Now, I also drive a 3 year old Kia Soul, and live in a 960 sq ft home.

My point is that if audio is important to you, and I mean REALLY important, you will sacrifice other things in life to enjoy your hobby. If it's not a priority, then a $2000/pair set of speakers will seem excessive to you. Do not judge others based on where THEY are approaching their hobby from!

I would also point out that not everyone earns the same amount of money you do. You could approach this fact of life with an attitude like your ("pardon us po' folks") or realize that some products will ALWAYS be out of your reach. I will never own a pair of Wilson Audio speakers, for instance. But this doesn't mean that these products have no place in our society. There are MANY people in the supply chain, from the people manufacturing the speakers (most high end brands are NOT made in China!), to the people who ship the speakers, to the distributors, to the salespeople who all make a living wage to supply the wealthy with toys the rest of us can not afford. In short, sir, I find your comment nonsensical, and strange considering the forum in which you post it.

mars2k's picture

Hyper're like the guy who reacts to a normal "Hello" with "What do you mean by that?" Climb down put on your bubble wrap suite and go outside to play in the sunshine.

I too am a Golden Ear owner, super happy with the products amazing value. No apologies for the sound what so ever. Squeezing the the most sound out a of a tight wallet is a big avocation of mine...GE products = huge bang for the buck.

drny's picture

If I had the cash I would not hesitate to buy both as they represent state of the art in their respective fields, at a somewhat affordable price.
I own DefTech STS power towers, and have dreamed of up grading to the new ST-L at $5,000 a pair. I myself prefer the over all sound quality of the ST-L to the Triton one. Both of which I've audition with my own material.
Nonetheless, I'm sure the new Triton Reference towers would make me salivate.
Instead, I will settle for upgrading my reference headphones and just spend $1,000 and enjoy my music.

Winefix's picture

As an original Triton one owner, I am curious to hear them and see how they compare.
Sold the ones after two years, and I now have the Triton fives playing with a svs sb16 sub and the mid range and highs are the same and the bass is even better than the Triton ones to my ears in every way. When you get close to $10k, there are so many options that I not am sure the reference offer that great of a value. The Triton ones are stupid cheap for what you get because they are $5k and can be bought for $4500 new, adding $4000 for the reference is probably an incremental imrpeovement for almost double the price.

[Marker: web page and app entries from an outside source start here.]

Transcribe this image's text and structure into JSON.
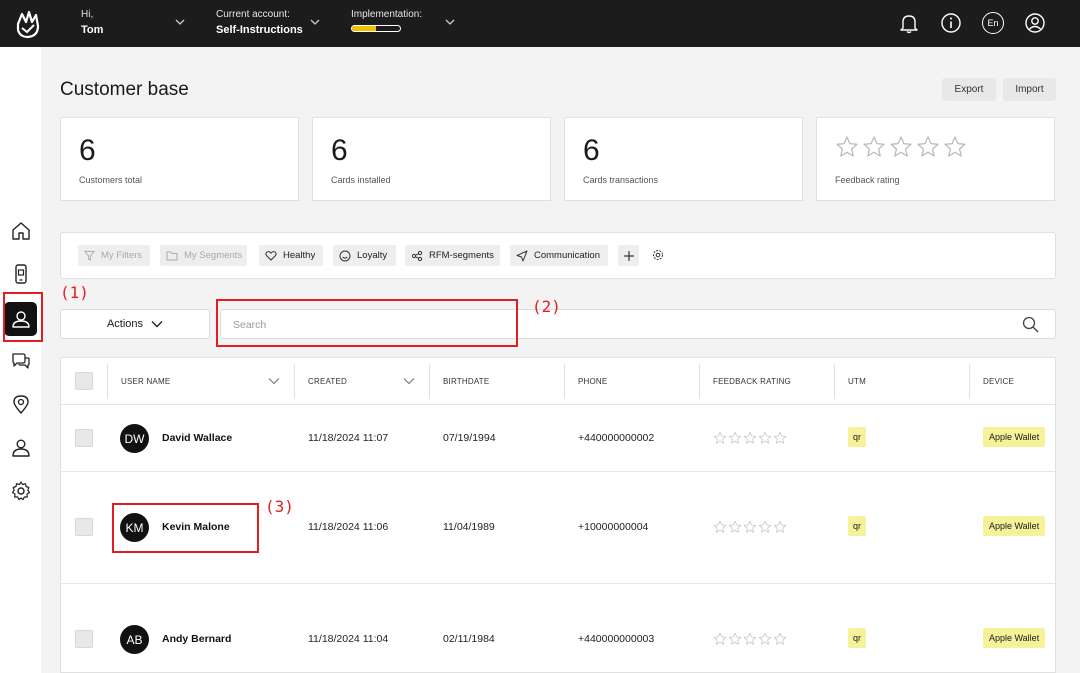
{
  "topbar": {
    "greeting": "Hi,",
    "user_name": "Tom",
    "account_label": "Current account:",
    "account_name": "Self-Instructions",
    "implementation_label": "Implementation:",
    "implementation_progress": 0.5,
    "language": "En"
  },
  "page": {
    "title": "Customer base",
    "export_label": "Export",
    "import_label": "Import"
  },
  "stats": [
    {
      "value": "6",
      "label": "Customers total"
    },
    {
      "value": "6",
      "label": "Cards installed"
    },
    {
      "value": "6",
      "label": "Cards transactions"
    },
    {
      "label": "Feedback rating",
      "rating": 0,
      "max": 5
    }
  ],
  "filters": {
    "my_filters": "My Filters",
    "my_segments": "My Segments",
    "healthy": "Healthy",
    "loyalty": "Loyalty",
    "rfm": "RFM-segments",
    "communication": "Communication"
  },
  "toolbar": {
    "actions_label": "Actions",
    "search_placeholder": "Search"
  },
  "annotations": {
    "a1": "(1)",
    "a2": "(2)",
    "a3": "(3)"
  },
  "table": {
    "columns": {
      "user_name": "USER NAME",
      "created": "CREATED",
      "birthdate": "BIRTHDATE",
      "phone": "PHONE",
      "feedback": "FEEDBACK RATING",
      "utm": "UTM",
      "device": "DEVICE"
    },
    "rows": [
      {
        "initials": "DW",
        "name": "David Wallace",
        "created": "11/18/2024 11:07",
        "birthdate": "07/19/1994",
        "phone": "+440000000002",
        "utm": "qr",
        "device": "Apple Wallet"
      },
      {
        "initials": "KM",
        "name": "Kevin Malone",
        "created": "11/18/2024 11:06",
        "birthdate": "11/04/1989",
        "phone": "+10000000004",
        "utm": "qr",
        "device": "Apple Wallet"
      },
      {
        "initials": "AB",
        "name": "Andy Bernard",
        "created": "11/18/2024 11:04",
        "birthdate": "02/11/1984",
        "phone": "+440000000003",
        "utm": "qr",
        "device": "Apple Wallet"
      }
    ]
  },
  "colors": {
    "topbar_bg": "#1c1c1c",
    "progress_fill": "#f2c200",
    "badge_bg": "#f6f29a",
    "annotation": "#e02020"
  }
}
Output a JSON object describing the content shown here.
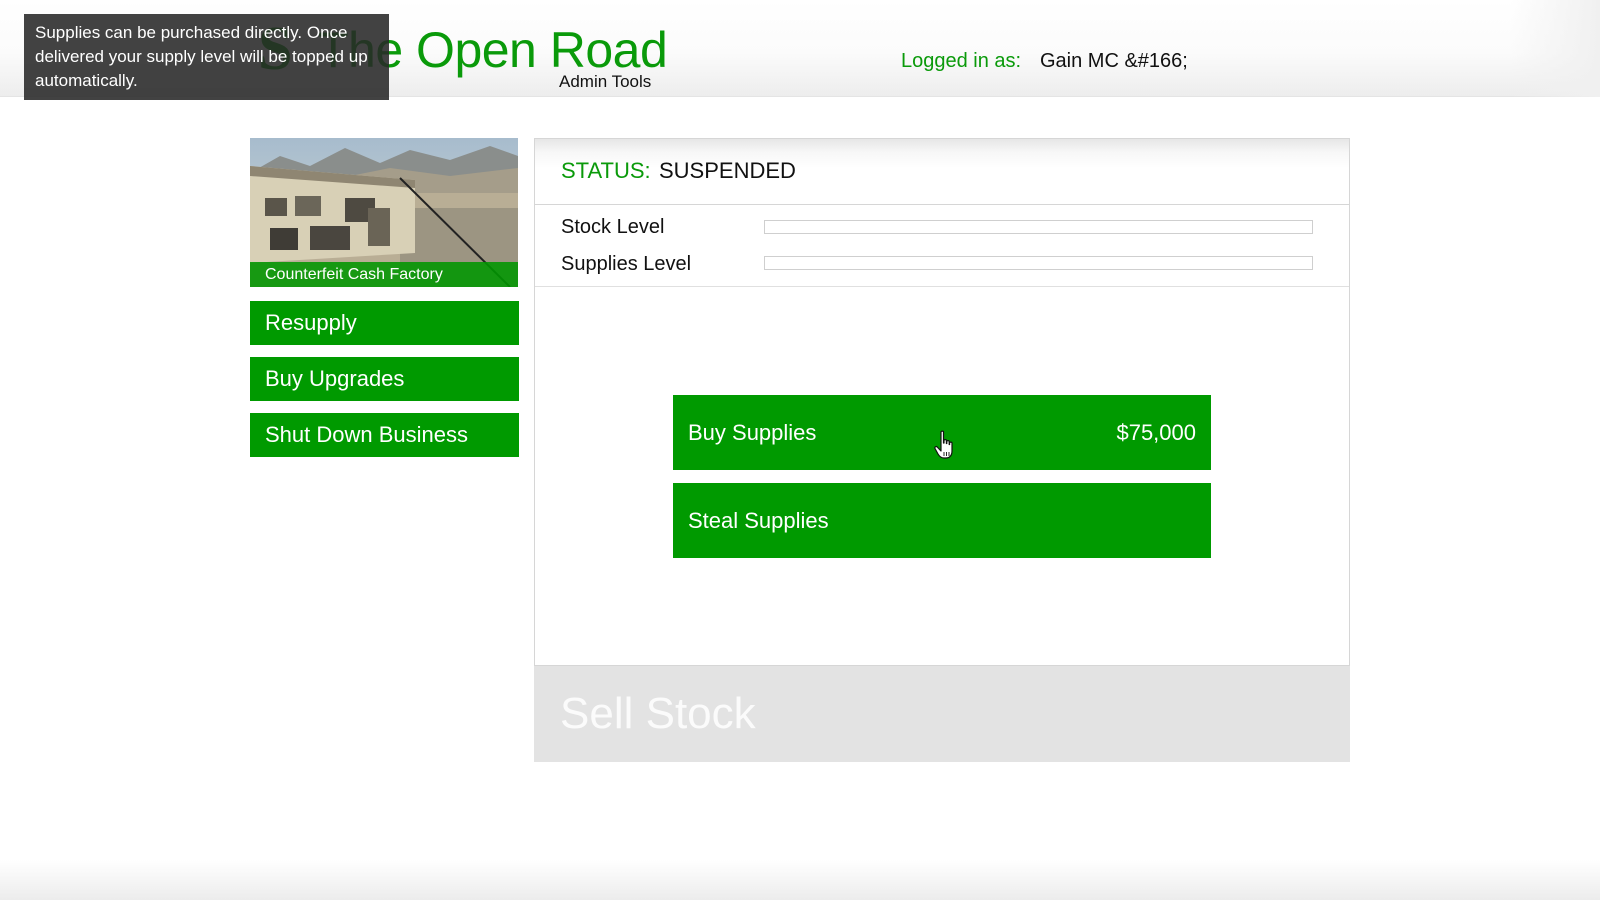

MuseRuse's picture

There is absolutely no doubt about the resolution the T. Refs. produce. The clarity, soundstage and imaging is congruent with this review. 'Included' subwoofers are A1.

Build quality is off though. Paint drips are all over the internals and can be seen once the cover is removed. Also, the metal grill is poorly constructed and flimsy considering the cost. If I could post a picture here I would; however, I can't. Engineering-wise, the enclosure is obviously excellent (as referenced by sound quality), it's just the aesthetic of the build which are fair, at best.

Garyreg's picture

I was interested to see the 6X10 bass drivers in these speakers. They look very much like the KEF B139 driver in my vintage, C80s. These are the 3rd speakers I've owned to use this driver for Bass and I've never heard a better woofer.